[TASK TO COMPLETE] Search the data for the word "content" and copy every line that contains it.

[Interface dataset entries]
★ ★ ★ ★ ★

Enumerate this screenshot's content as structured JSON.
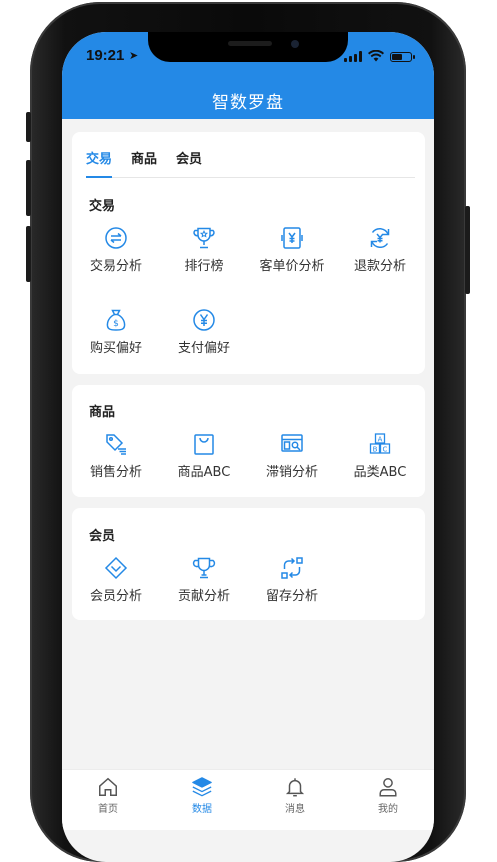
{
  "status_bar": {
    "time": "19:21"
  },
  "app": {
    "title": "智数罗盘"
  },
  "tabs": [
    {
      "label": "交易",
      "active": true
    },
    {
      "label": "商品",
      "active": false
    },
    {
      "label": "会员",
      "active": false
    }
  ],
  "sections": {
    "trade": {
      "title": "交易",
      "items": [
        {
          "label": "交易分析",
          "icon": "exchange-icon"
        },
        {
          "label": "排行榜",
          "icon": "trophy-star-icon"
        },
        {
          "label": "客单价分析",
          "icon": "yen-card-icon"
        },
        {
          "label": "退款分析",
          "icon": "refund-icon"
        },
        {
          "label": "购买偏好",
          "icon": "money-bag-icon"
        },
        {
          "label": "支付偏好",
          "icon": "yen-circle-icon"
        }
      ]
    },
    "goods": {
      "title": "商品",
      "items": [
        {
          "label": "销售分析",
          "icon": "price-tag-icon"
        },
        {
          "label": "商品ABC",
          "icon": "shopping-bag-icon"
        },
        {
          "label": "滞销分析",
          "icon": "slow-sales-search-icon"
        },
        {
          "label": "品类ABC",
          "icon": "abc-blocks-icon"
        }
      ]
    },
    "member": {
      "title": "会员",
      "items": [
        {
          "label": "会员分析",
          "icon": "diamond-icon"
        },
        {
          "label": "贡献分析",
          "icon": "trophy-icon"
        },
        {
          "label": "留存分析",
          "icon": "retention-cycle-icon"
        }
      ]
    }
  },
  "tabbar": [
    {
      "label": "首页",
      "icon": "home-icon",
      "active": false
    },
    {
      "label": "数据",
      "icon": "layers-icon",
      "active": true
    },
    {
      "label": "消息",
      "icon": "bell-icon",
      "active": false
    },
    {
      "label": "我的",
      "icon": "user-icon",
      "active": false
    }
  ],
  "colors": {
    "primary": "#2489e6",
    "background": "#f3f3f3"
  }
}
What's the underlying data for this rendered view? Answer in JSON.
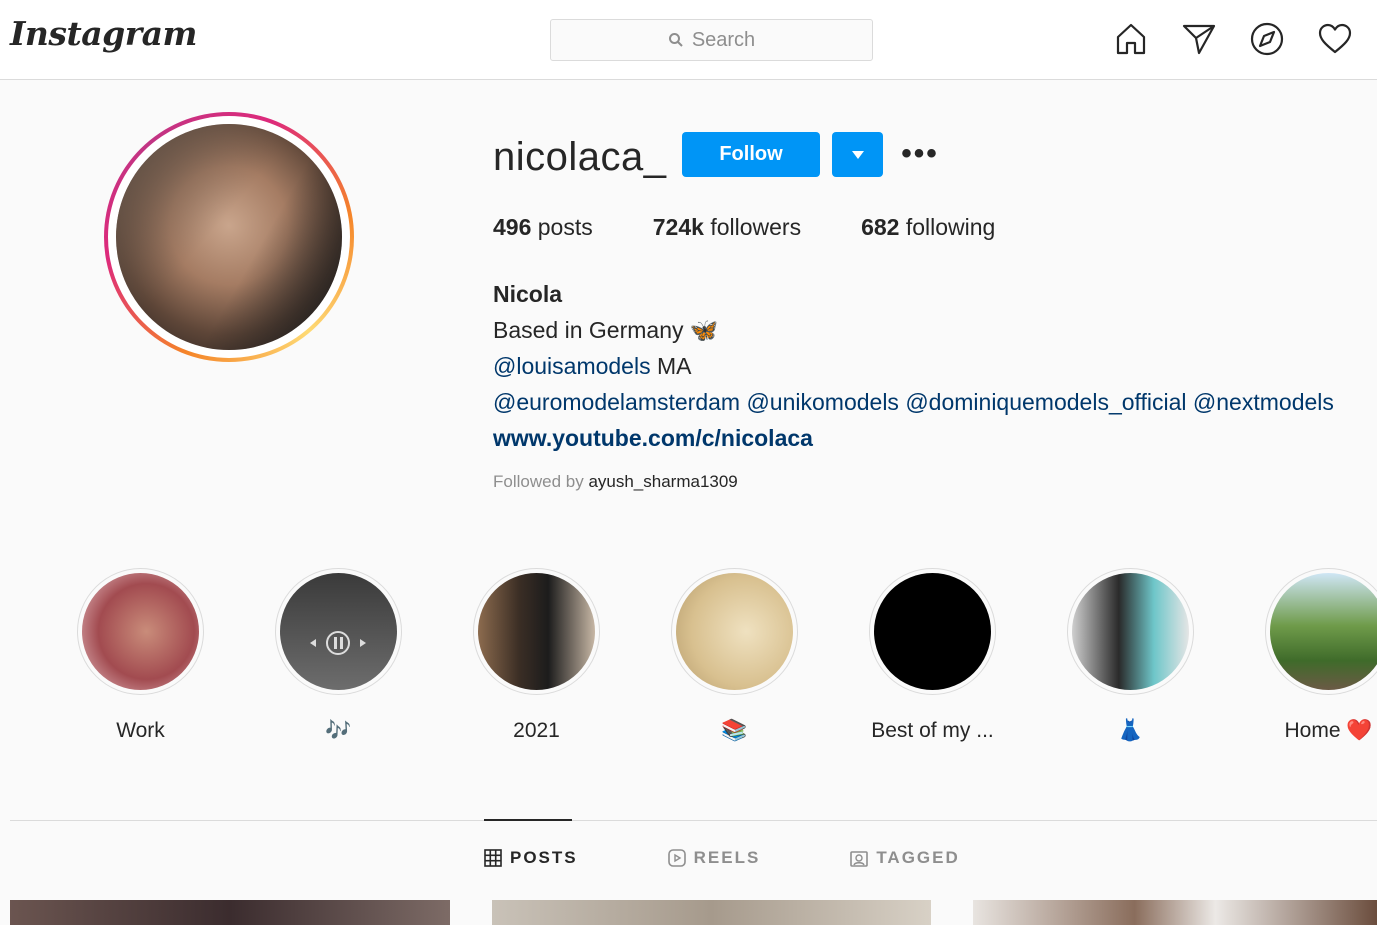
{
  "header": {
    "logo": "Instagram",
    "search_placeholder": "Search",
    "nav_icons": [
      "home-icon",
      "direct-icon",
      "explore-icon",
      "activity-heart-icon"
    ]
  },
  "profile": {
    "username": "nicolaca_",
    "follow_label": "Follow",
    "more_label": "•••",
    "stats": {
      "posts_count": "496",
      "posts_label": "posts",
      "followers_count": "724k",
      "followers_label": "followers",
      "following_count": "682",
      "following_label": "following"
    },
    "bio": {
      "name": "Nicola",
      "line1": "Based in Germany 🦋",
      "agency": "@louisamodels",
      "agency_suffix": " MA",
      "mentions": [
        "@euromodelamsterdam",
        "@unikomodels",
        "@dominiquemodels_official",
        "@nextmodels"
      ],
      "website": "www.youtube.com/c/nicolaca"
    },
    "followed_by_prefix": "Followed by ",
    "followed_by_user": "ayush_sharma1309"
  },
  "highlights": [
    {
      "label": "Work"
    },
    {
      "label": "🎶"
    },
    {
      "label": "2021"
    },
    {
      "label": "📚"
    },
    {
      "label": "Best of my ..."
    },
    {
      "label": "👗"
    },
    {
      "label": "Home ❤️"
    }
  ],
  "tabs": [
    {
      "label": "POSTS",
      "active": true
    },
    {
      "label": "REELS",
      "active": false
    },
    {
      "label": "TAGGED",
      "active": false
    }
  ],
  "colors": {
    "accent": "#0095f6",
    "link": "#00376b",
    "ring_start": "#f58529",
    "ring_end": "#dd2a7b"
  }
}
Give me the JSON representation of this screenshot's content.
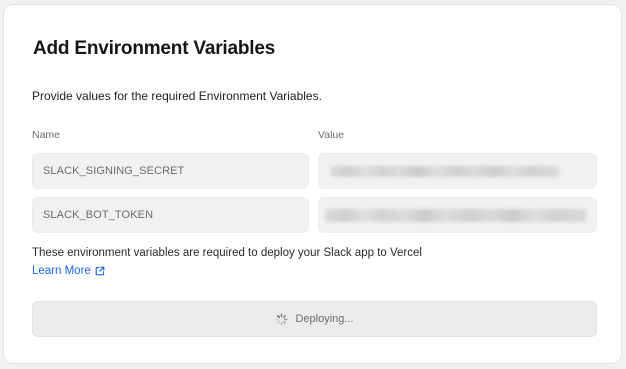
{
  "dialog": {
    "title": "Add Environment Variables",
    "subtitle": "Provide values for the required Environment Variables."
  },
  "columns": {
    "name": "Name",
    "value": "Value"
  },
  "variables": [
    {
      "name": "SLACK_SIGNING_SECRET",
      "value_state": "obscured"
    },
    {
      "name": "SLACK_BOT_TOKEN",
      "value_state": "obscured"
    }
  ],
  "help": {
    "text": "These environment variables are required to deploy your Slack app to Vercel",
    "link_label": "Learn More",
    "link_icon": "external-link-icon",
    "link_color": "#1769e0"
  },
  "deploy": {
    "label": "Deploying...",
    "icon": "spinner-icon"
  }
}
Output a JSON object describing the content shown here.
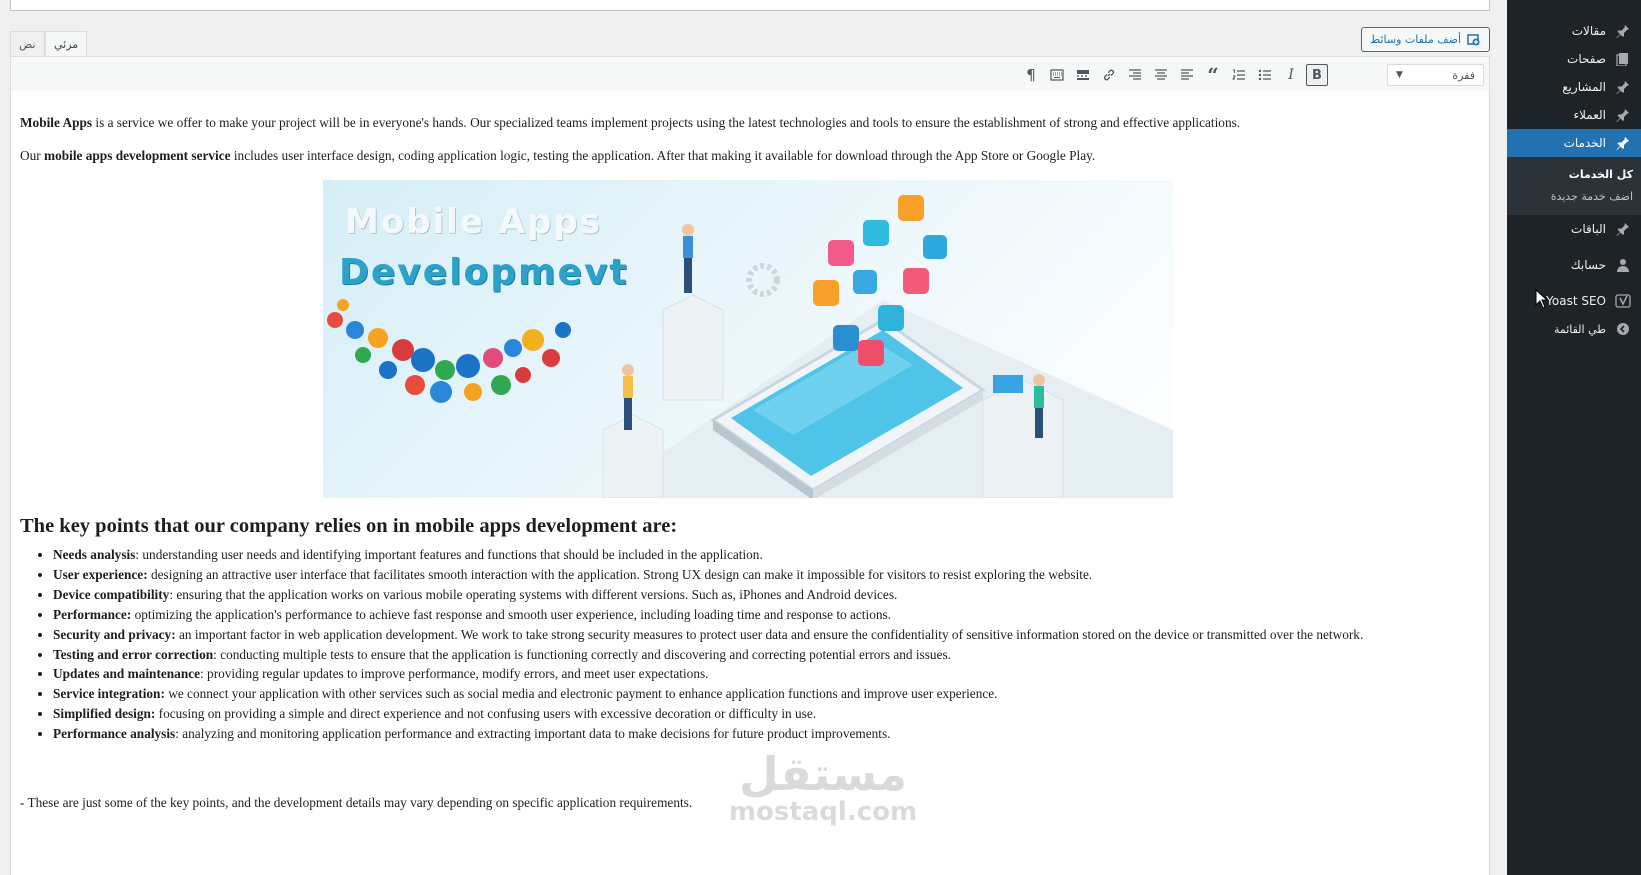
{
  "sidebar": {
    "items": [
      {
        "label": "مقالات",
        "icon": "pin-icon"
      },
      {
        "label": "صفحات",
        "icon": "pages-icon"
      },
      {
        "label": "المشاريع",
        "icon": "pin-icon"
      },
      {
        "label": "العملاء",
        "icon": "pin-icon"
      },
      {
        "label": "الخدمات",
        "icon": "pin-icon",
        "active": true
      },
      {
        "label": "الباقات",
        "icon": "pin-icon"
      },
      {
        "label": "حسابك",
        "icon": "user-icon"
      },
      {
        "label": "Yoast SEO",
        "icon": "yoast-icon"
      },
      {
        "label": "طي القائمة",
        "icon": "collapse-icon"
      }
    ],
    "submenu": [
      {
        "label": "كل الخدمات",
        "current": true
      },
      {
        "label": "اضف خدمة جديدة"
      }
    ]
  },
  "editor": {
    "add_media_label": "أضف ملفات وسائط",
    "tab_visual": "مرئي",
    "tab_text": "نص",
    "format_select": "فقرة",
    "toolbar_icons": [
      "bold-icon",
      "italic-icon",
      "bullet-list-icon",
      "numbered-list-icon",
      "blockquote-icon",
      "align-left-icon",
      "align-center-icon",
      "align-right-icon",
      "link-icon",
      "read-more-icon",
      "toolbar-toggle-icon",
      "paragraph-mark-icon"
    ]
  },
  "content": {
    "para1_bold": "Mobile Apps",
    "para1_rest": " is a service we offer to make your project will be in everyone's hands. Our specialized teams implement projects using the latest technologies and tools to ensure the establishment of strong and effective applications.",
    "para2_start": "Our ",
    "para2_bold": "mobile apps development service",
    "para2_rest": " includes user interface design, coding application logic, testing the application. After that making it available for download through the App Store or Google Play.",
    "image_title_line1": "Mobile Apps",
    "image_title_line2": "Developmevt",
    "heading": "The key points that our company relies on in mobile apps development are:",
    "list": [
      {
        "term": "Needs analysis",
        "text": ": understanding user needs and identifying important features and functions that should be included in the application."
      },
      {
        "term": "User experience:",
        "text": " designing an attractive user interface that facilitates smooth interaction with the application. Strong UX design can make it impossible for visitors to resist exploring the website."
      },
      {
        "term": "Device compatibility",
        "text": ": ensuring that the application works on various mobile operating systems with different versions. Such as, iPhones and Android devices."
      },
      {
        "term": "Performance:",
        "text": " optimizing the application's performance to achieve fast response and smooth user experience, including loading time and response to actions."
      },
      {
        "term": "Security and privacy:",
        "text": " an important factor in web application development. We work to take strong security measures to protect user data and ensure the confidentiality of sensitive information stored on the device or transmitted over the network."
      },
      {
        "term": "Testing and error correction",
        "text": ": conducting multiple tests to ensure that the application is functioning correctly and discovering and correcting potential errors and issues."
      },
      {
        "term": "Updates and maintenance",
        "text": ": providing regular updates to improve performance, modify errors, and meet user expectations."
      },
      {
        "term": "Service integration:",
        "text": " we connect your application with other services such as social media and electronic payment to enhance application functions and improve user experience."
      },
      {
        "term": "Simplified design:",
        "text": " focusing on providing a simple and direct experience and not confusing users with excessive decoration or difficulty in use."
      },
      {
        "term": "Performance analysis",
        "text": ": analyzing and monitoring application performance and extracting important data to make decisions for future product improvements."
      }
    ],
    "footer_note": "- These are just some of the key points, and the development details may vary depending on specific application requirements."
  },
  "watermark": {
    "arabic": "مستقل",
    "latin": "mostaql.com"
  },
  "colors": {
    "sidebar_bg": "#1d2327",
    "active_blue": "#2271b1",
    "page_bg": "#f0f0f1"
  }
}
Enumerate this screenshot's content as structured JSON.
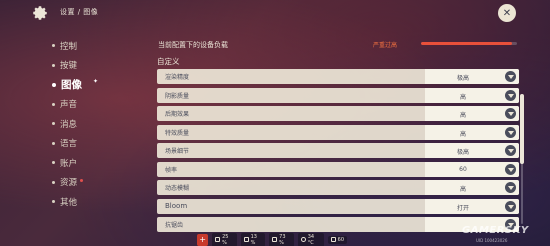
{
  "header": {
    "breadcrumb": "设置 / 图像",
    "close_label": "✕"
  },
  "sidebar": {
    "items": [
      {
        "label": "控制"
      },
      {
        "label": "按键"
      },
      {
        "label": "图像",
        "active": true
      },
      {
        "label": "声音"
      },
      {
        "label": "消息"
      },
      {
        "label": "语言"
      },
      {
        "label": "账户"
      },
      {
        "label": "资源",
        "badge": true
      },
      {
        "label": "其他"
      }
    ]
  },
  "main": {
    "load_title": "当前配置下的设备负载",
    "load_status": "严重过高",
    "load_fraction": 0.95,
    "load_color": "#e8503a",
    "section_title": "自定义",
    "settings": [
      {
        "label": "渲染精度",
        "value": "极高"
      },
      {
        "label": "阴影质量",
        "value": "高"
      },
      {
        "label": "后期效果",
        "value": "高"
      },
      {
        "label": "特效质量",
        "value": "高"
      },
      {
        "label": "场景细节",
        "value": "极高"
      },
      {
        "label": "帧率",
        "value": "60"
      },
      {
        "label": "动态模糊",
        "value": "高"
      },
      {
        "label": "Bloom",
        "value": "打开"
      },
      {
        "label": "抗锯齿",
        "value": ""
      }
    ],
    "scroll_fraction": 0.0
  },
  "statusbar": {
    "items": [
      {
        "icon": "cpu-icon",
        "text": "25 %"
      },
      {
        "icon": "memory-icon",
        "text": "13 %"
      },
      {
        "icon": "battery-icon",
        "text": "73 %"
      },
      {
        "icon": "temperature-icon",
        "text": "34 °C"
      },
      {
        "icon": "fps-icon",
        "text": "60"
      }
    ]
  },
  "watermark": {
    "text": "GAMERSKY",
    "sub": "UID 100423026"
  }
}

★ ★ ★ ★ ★

[ANSWER SPACE]
Enumerate this screenshot's content as structured JSON.
Give me the JSON representation of this screenshot's content.
Output a JSON object describing the content shown here.
  "content": {
Enumerate this screenshot's content as structured JSON.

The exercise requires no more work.